- **Available data**

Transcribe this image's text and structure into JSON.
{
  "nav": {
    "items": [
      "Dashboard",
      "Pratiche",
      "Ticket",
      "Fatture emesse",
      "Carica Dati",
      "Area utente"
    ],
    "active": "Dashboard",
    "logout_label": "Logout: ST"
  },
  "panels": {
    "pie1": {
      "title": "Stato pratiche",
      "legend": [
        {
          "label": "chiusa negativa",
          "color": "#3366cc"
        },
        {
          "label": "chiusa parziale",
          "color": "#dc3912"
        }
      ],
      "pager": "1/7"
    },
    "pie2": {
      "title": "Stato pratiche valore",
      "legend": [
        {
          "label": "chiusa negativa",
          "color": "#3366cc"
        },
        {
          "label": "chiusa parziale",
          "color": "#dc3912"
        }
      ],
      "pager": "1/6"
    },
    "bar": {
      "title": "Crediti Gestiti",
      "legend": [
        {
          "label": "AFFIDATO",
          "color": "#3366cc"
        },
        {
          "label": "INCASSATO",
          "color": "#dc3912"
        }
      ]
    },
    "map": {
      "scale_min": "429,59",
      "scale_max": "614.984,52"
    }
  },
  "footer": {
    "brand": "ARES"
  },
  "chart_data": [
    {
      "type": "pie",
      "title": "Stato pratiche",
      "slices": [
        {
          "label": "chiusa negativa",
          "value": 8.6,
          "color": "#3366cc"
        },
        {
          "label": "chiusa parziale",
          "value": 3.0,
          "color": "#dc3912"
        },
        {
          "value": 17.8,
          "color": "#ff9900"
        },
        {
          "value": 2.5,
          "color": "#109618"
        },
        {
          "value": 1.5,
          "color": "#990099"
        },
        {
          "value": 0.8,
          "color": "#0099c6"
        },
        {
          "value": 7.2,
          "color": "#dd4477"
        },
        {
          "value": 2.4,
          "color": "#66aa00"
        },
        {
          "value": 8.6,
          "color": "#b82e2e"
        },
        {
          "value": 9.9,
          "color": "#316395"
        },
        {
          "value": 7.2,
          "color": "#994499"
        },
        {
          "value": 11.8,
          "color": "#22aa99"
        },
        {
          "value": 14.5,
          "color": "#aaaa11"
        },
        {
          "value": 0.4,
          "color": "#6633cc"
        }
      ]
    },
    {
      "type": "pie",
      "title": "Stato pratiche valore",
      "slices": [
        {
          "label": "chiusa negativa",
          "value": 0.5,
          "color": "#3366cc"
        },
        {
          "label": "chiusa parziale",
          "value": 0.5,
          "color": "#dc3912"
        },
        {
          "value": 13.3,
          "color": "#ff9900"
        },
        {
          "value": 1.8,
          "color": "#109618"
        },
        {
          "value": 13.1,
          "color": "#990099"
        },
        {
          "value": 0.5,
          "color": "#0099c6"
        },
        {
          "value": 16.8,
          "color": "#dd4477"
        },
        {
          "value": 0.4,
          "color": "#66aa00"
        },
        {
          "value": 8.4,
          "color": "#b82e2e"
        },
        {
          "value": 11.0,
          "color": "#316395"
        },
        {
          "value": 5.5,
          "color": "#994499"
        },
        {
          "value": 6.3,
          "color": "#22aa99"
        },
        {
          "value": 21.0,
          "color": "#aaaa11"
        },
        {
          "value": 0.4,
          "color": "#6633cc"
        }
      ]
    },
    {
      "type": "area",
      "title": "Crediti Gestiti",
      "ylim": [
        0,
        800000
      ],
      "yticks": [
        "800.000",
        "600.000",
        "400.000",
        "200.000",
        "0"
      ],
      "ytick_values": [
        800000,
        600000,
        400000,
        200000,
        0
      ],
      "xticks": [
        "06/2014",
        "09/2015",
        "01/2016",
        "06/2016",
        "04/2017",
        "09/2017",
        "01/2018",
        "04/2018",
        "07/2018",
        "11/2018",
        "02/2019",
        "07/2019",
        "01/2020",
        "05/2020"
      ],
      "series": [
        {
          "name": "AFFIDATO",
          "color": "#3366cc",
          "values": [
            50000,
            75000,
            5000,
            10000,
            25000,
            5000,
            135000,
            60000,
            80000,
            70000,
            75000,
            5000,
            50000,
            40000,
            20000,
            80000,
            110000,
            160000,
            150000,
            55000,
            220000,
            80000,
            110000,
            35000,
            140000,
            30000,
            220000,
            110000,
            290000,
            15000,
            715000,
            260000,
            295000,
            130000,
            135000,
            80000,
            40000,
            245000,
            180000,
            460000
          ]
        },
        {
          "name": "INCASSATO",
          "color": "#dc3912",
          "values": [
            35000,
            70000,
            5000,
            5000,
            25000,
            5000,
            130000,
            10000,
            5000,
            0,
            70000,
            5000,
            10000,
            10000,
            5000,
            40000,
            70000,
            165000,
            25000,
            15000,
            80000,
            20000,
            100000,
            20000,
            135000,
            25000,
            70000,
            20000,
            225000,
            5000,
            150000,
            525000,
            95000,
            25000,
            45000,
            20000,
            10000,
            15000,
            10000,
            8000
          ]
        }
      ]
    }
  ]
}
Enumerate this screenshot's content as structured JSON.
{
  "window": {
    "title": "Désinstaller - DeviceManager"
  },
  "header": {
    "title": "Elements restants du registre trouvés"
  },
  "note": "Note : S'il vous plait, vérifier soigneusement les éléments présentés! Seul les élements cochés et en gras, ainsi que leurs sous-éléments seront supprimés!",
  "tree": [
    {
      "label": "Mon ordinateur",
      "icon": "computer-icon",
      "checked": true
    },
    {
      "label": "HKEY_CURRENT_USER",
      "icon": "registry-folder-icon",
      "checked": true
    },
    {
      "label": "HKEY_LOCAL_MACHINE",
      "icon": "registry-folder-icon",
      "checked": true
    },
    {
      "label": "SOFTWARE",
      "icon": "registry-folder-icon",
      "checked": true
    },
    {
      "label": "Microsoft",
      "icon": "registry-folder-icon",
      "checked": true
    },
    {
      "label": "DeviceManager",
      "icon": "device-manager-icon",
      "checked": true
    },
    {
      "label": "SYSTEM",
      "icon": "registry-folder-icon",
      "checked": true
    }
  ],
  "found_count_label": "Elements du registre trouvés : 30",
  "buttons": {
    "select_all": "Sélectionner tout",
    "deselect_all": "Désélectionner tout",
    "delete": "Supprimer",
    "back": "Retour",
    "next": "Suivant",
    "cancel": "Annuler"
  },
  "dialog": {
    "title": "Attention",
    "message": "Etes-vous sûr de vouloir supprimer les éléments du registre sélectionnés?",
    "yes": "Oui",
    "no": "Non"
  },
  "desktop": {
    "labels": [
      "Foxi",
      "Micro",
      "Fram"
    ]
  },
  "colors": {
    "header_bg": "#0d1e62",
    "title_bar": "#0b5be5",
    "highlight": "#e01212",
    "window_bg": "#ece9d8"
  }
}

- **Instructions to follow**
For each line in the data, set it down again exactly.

- **Answer to this task**
Transcribe this image's text and structure into JSON.
{
  "nav": {
    "items": [
      "Dashboard",
      "Pratiche",
      "Ticket",
      "Fatture emesse",
      "Carica Dati",
      "Area utente"
    ],
    "active": "Dashboard",
    "logout_label": "Logout: ST"
  },
  "panels": {
    "pie1": {
      "title": "Stato pratiche",
      "legend": [
        {
          "label": "chiusa negativa",
          "color": "#3366cc"
        },
        {
          "label": "chiusa parziale",
          "color": "#dc3912"
        }
      ],
      "pager": "1/7"
    },
    "pie2": {
      "title": "Stato pratiche valore",
      "legend": [
        {
          "label": "chiusa negativa",
          "color": "#3366cc"
        },
        {
          "label": "chiusa parziale",
          "color": "#dc3912"
        }
      ],
      "pager": "1/6"
    },
    "bar": {
      "title": "Crediti Gestiti",
      "legend": [
        {
          "label": "AFFIDATO",
          "color": "#3366cc"
        },
        {
          "label": "INCASSATO",
          "color": "#dc3912"
        }
      ]
    },
    "map": {
      "scale_min": "429,59",
      "scale_max": "614.984,52"
    }
  },
  "footer": {
    "brand": "ARES"
  },
  "chart_data": [
    {
      "type": "pie",
      "title": "Stato pratiche",
      "slices": [
        {
          "label": "chiusa negativa",
          "value": 8.6,
          "color": "#3366cc"
        },
        {
          "label": "chiusa parziale",
          "value": 3.0,
          "color": "#dc3912"
        },
        {
          "value": 17.8,
          "color": "#ff9900"
        },
        {
          "value": 2.5,
          "color": "#109618"
        },
        {
          "value": 1.5,
          "color": "#990099"
        },
        {
          "value": 0.8,
          "color": "#0099c6"
        },
        {
          "value": 7.2,
          "color": "#dd4477"
        },
        {
          "value": 2.4,
          "color": "#66aa00"
        },
        {
          "value": 8.6,
          "color": "#b82e2e"
        },
        {
          "value": 9.9,
          "color": "#316395"
        },
        {
          "value": 7.2,
          "color": "#994499"
        },
        {
          "value": 11.8,
          "color": "#22aa99"
        },
        {
          "value": 14.5,
          "color": "#aaaa11"
        },
        {
          "value": 0.4,
          "color": "#6633cc"
        }
      ]
    },
    {
      "type": "pie",
      "title": "Stato pratiche valore",
      "slices": [
        {
          "label": "chiusa negativa",
          "value": 0.5,
          "color": "#3366cc"
        },
        {
          "label": "chiusa parziale",
          "value": 0.5,
          "color": "#dc3912"
        },
        {
          "value": 13.3,
          "color": "#ff9900"
        },
        {
          "value": 1.8,
          "color": "#109618"
        },
        {
          "value": 13.1,
          "color": "#990099"
        },
        {
          "value": 0.5,
          "color": "#0099c6"
        },
        {
          "value": 16.8,
          "color": "#dd4477"
        },
        {
          "value": 0.4,
          "color": "#66aa00"
        },
        {
          "value": 8.4,
          "color": "#b82e2e"
        },
        {
          "value": 11.0,
          "color": "#316395"
        },
        {
          "value": 5.5,
          "color": "#994499"
        },
        {
          "value": 6.3,
          "color": "#22aa99"
        },
        {
          "value": 21.0,
          "color": "#aaaa11"
        },
        {
          "value": 0.4,
          "color": "#6633cc"
        }
      ]
    },
    {
      "type": "area",
      "title": "Crediti Gestiti",
      "ylim": [
        0,
        800000
      ],
      "yticks": [
        "800.000",
        "600.000",
        "400.000",
        "200.000",
        "0"
      ],
      "ytick_values": [
        800000,
        600000,
        400000,
        200000,
        0
      ],
      "xticks": [
        "06/2014",
        "09/2015",
        "01/2016",
        "06/2016",
        "04/2017",
        "09/2017",
        "01/2018",
        "04/2018",
        "07/2018",
        "11/2018",
        "02/2019",
        "07/2019",
        "01/2020",
        "05/2020"
      ],
      "series": [
        {
          "name": "AFFIDATO",
          "color": "#3366cc",
          "values": [
            50000,
            75000,
            5000,
            10000,
            25000,
            5000,
            135000,
            60000,
            80000,
            70000,
            75000,
            5000,
            50000,
            40000,
            20000,
            80000,
            110000,
            160000,
            150000,
            55000,
            220000,
            80000,
            110000,
            35000,
            140000,
            30000,
            220000,
            110000,
            290000,
            15000,
            715000,
            260000,
            295000,
            130000,
            135000,
            80000,
            40000,
            245000,
            180000,
            460000
          ]
        },
        {
          "name": "INCASSATO",
          "color": "#dc3912",
          "values": [
            35000,
            70000,
            5000,
            5000,
            25000,
            5000,
            130000,
            10000,
            5000,
            0,
            70000,
            5000,
            10000,
            10000,
            5000,
            40000,
            70000,
            165000,
            25000,
            15000,
            80000,
            20000,
            100000,
            20000,
            135000,
            25000,
            70000,
            20000,
            225000,
            5000,
            150000,
            525000,
            95000,
            25000,
            45000,
            20000,
            10000,
            15000,
            10000,
            8000
          ]
        }
      ]
    }
  ]
}
Enumerate this screenshot's content as structured JSON.
{
  "window": {
    "title": "Désinstaller - DeviceManager"
  },
  "header": {
    "title": "Elements restants du registre trouvés"
  },
  "note": "Note : S'il vous plait, vérifier soigneusement les éléments présentés! Seul les élements cochés et en gras, ainsi que leurs sous-éléments seront supprimés!",
  "tree": [
    {
      "label": "Mon ordinateur",
      "icon": "computer-icon",
      "checked": true
    },
    {
      "label": "HKEY_CURRENT_USER",
      "icon": "registry-folder-icon",
      "checked": true
    },
    {
      "label": "HKEY_LOCAL_MACHINE",
      "icon": "registry-folder-icon",
      "checked": true
    },
    {
      "label": "SOFTWARE",
      "icon": "registry-folder-icon",
      "checked": true
    },
    {
      "label": "Microsoft",
      "icon": "registry-folder-icon",
      "checked": true
    },
    {
      "label": "DeviceManager",
      "icon": "device-manager-icon",
      "checked": true
    },
    {
      "label": "SYSTEM",
      "icon": "registry-folder-icon",
      "checked": true
    }
  ],
  "found_count_label": "Elements du registre trouvés : 30",
  "buttons": {
    "select_all": "Sélectionner tout",
    "deselect_all": "Désélectionner tout",
    "delete": "Supprimer",
    "back": "Retour",
    "next": "Suivant",
    "cancel": "Annuler"
  },
  "dialog": {
    "title": "Attention",
    "message": "Etes-vous sûr de vouloir supprimer les éléments du registre sélectionnés?",
    "yes": "Oui",
    "no": "Non"
  },
  "desktop": {
    "labels": [
      "Foxi",
      "Micro",
      "Fram"
    ]
  },
  "colors": {
    "header_bg": "#0d1e62",
    "title_bar": "#0b5be5",
    "highlight": "#e01212",
    "window_bg": "#ece9d8"
  }
}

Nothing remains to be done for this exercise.